> Problem statement:
Of the lines below, report only those that contain "from".

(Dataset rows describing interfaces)

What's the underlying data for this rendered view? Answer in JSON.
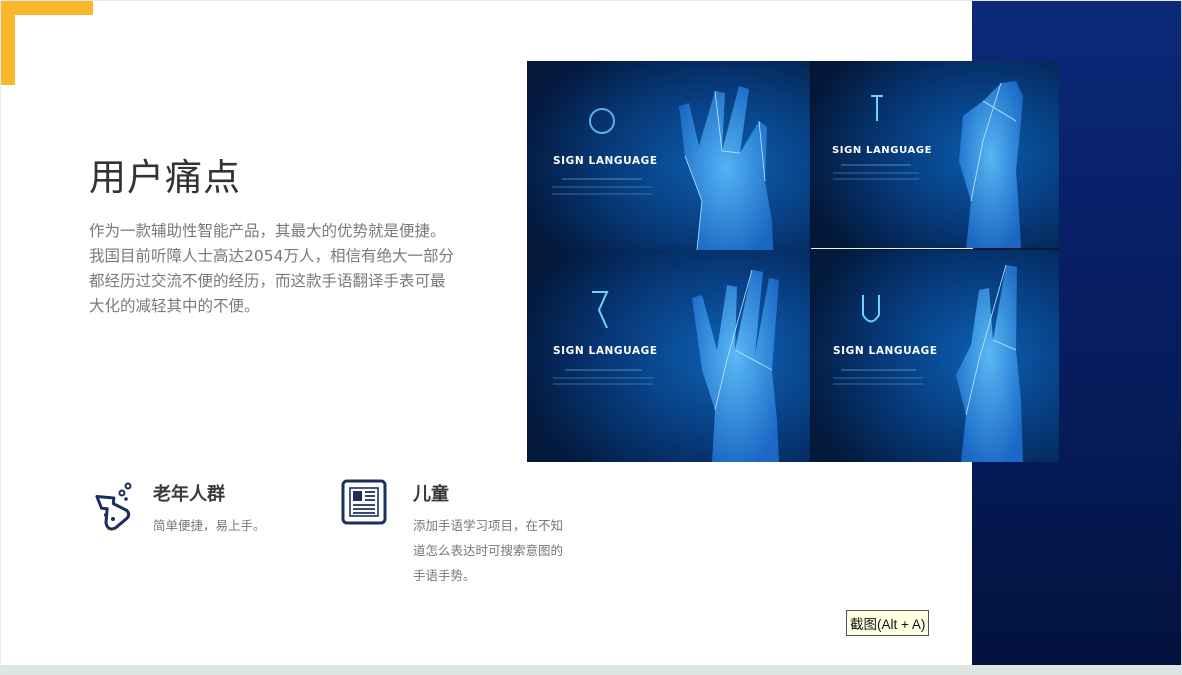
{
  "slide": {
    "title": "用户痛点",
    "description_lines": [
      "作为一款辅助性智能产品，其最大的优势就是便捷。",
      "我国目前听障人士高达2054万人，相信有绝大一部分",
      "都经历过交流不便的经历，而这款手语翻译手表可最",
      "大化的减轻其中的不便。"
    ],
    "photo": {
      "labels": [
        "SIGN LANGUAGE",
        "SIGN LANGUAGE",
        "SIGN LANGUAGE",
        "SIGN LANGUAGE"
      ]
    },
    "features": [
      {
        "icon": "flask-icon",
        "title": "老年人群",
        "text_lines": [
          "简单便捷，易上手。"
        ]
      },
      {
        "icon": "newspaper-icon",
        "title": "儿童",
        "text_lines": [
          "添加手语学习项目，在不知",
          "道怎么表达时可搜索意图的",
          "手语手势。"
        ]
      }
    ]
  },
  "tooltip": {
    "text": "截图(Alt + A)"
  },
  "colors": {
    "accent": "#f9b92a",
    "panel": "#08206a",
    "icon": "#1a2f5e"
  }
}
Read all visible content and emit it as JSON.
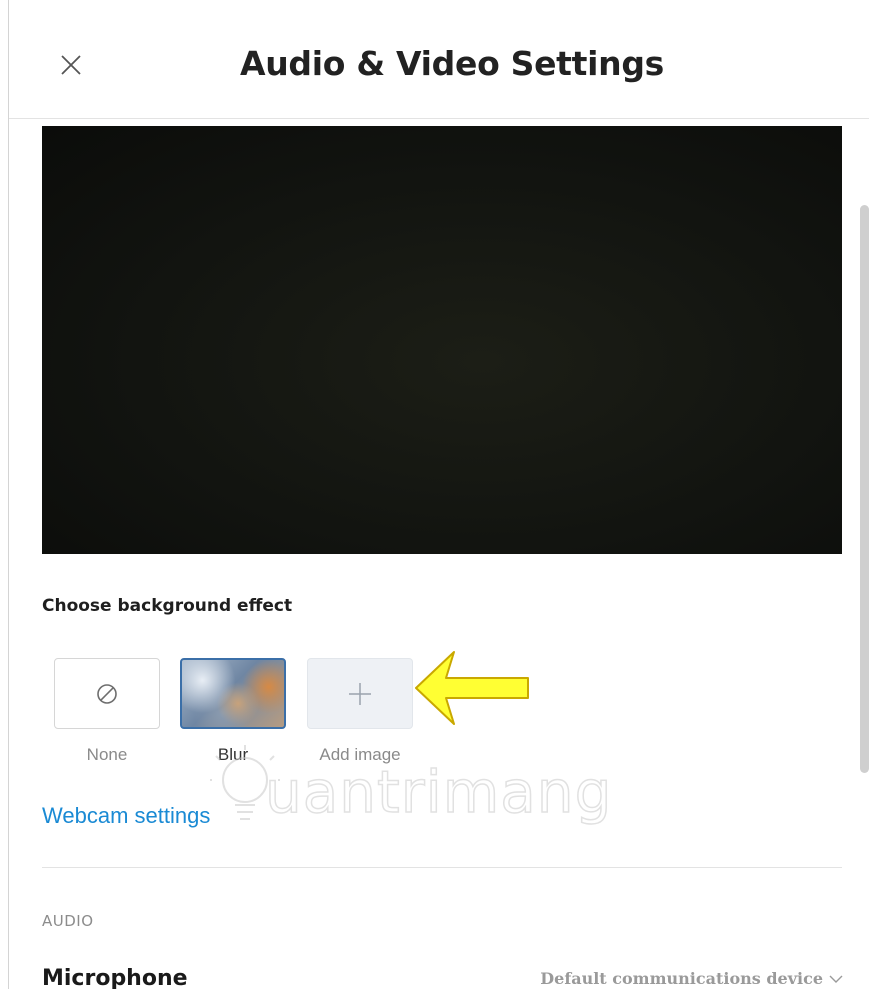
{
  "dialog": {
    "title": "Audio & Video Settings"
  },
  "background_effect": {
    "heading": "Choose background effect",
    "options": [
      {
        "label": "None",
        "icon": "no-symbol-icon",
        "selected": false
      },
      {
        "label": "Blur",
        "icon": "blur-preview",
        "selected": true
      },
      {
        "label": "Add image",
        "icon": "plus-icon",
        "selected": false
      }
    ]
  },
  "webcam": {
    "link_label": "Webcam settings"
  },
  "audio": {
    "section_label": "AUDIO",
    "microphone_label": "Microphone",
    "microphone_value": "Default communications device"
  },
  "watermark": {
    "text": "uantrimang"
  },
  "colors": {
    "accent": "#1a8ad4",
    "selected_border": "#3b6fa8",
    "arrow_fill": "#ffff33",
    "arrow_stroke": "#c9a800"
  }
}
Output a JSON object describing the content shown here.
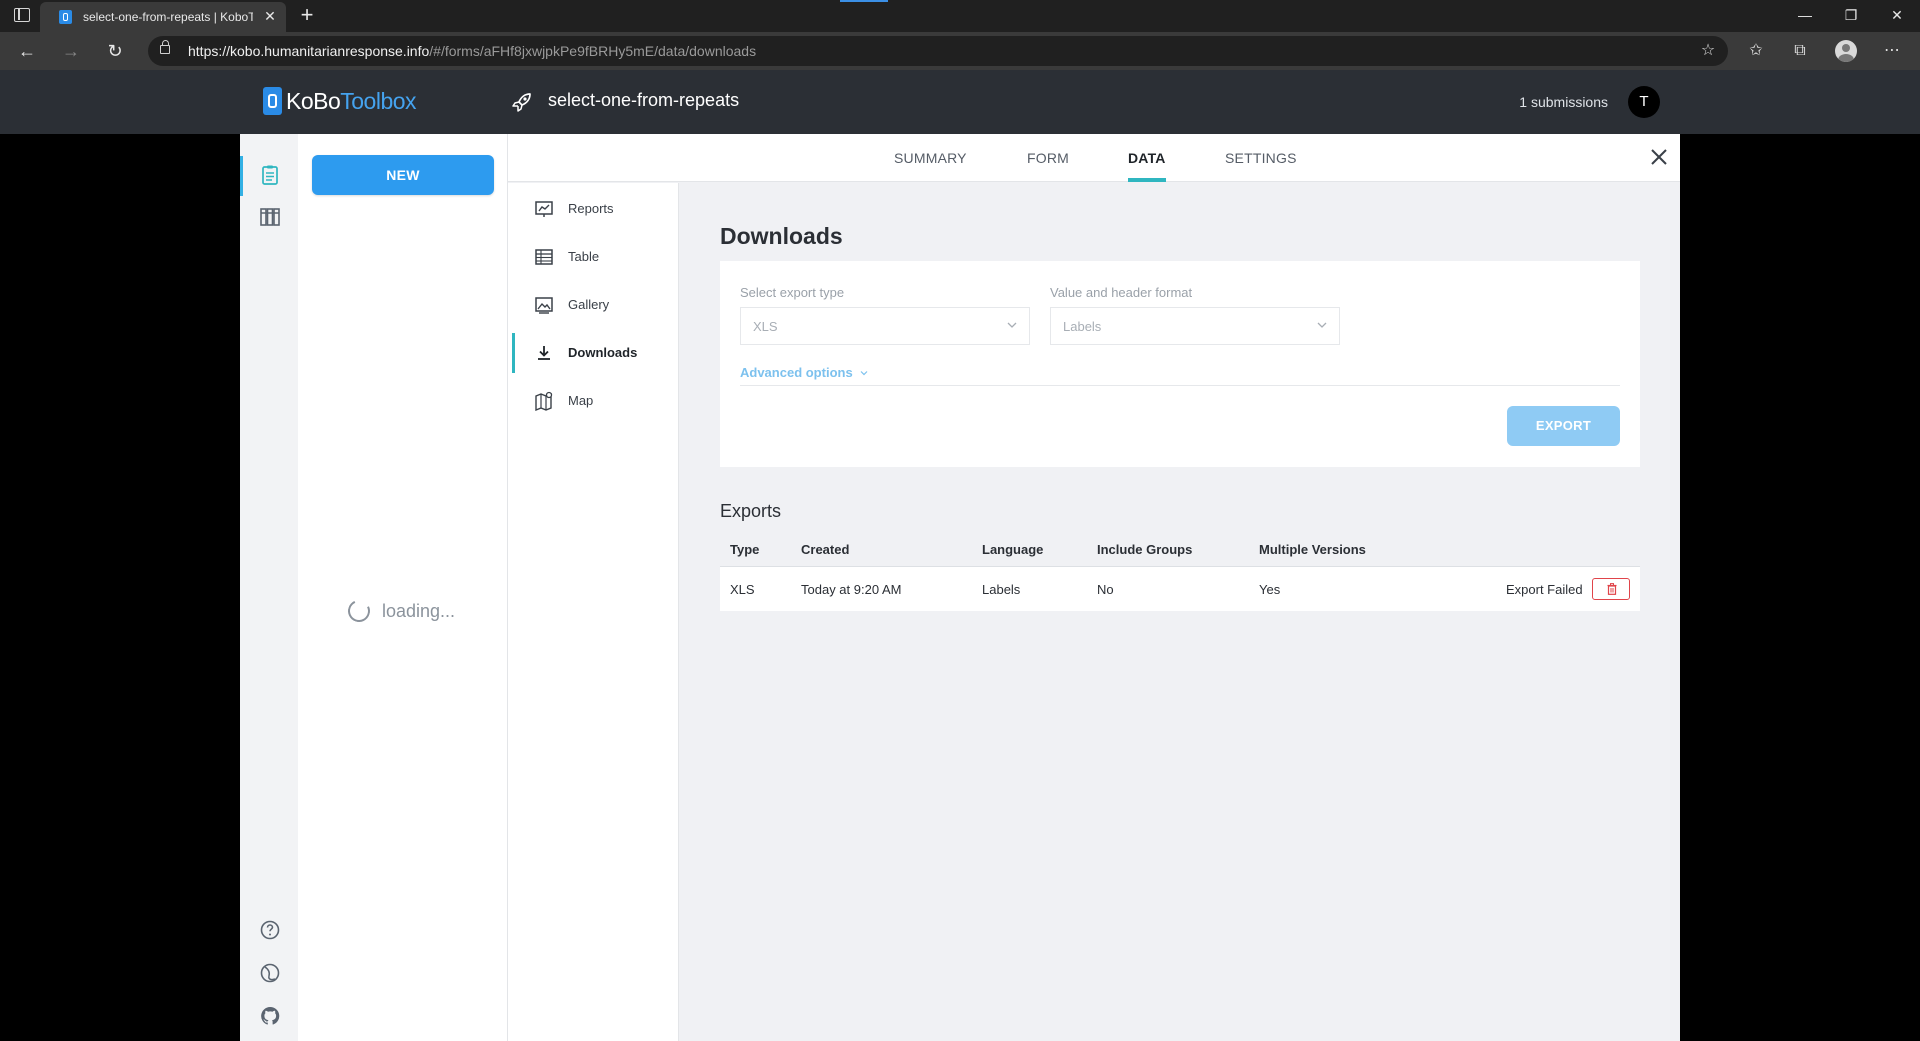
{
  "browser": {
    "tab_title": "select-one-from-repeats | KoboToolbox",
    "url_host": "https://kobo.humanitarianresponse.info",
    "url_path": "/#/forms/aFHf8jxwjpkPe9fBRHy5mE/data/downloads"
  },
  "header": {
    "logo_bold": "KoBo",
    "logo_light": "Toolbox",
    "form_title": "select-one-from-repeats",
    "submissions": "1 submissions",
    "avatar_initial": "T"
  },
  "drawer": {
    "new_label": "NEW",
    "loading": "loading..."
  },
  "tabs": {
    "summary": "SUMMARY",
    "form": "FORM",
    "data": "DATA",
    "settings": "SETTINGS"
  },
  "subnav": {
    "reports": "Reports",
    "table": "Table",
    "gallery": "Gallery",
    "downloads": "Downloads",
    "map": "Map"
  },
  "downloads": {
    "title": "Downloads",
    "export_type_label": "Select export type",
    "export_type_value": "XLS",
    "format_label": "Value and header format",
    "format_value": "Labels",
    "advanced": "Advanced options",
    "export_button": "EXPORT"
  },
  "exports": {
    "title": "Exports",
    "headers": {
      "type": "Type",
      "created": "Created",
      "language": "Language",
      "groups": "Include Groups",
      "versions": "Multiple Versions"
    },
    "rows": [
      {
        "type": "XLS",
        "created": "Today at 9:20 AM",
        "language": "Labels",
        "groups": "No",
        "versions": "Yes",
        "status": "Export Failed"
      }
    ]
  },
  "colors": {
    "accent_teal": "#2fb6c0",
    "primary_blue": "#2d9bef",
    "danger": "#e0444a",
    "header_bg": "#2b2f35"
  }
}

> Response to the exercise:
    "tab_title": "select-one-from-repeats | KoboToolbox",
    "form_title": "select-one-from-repeats",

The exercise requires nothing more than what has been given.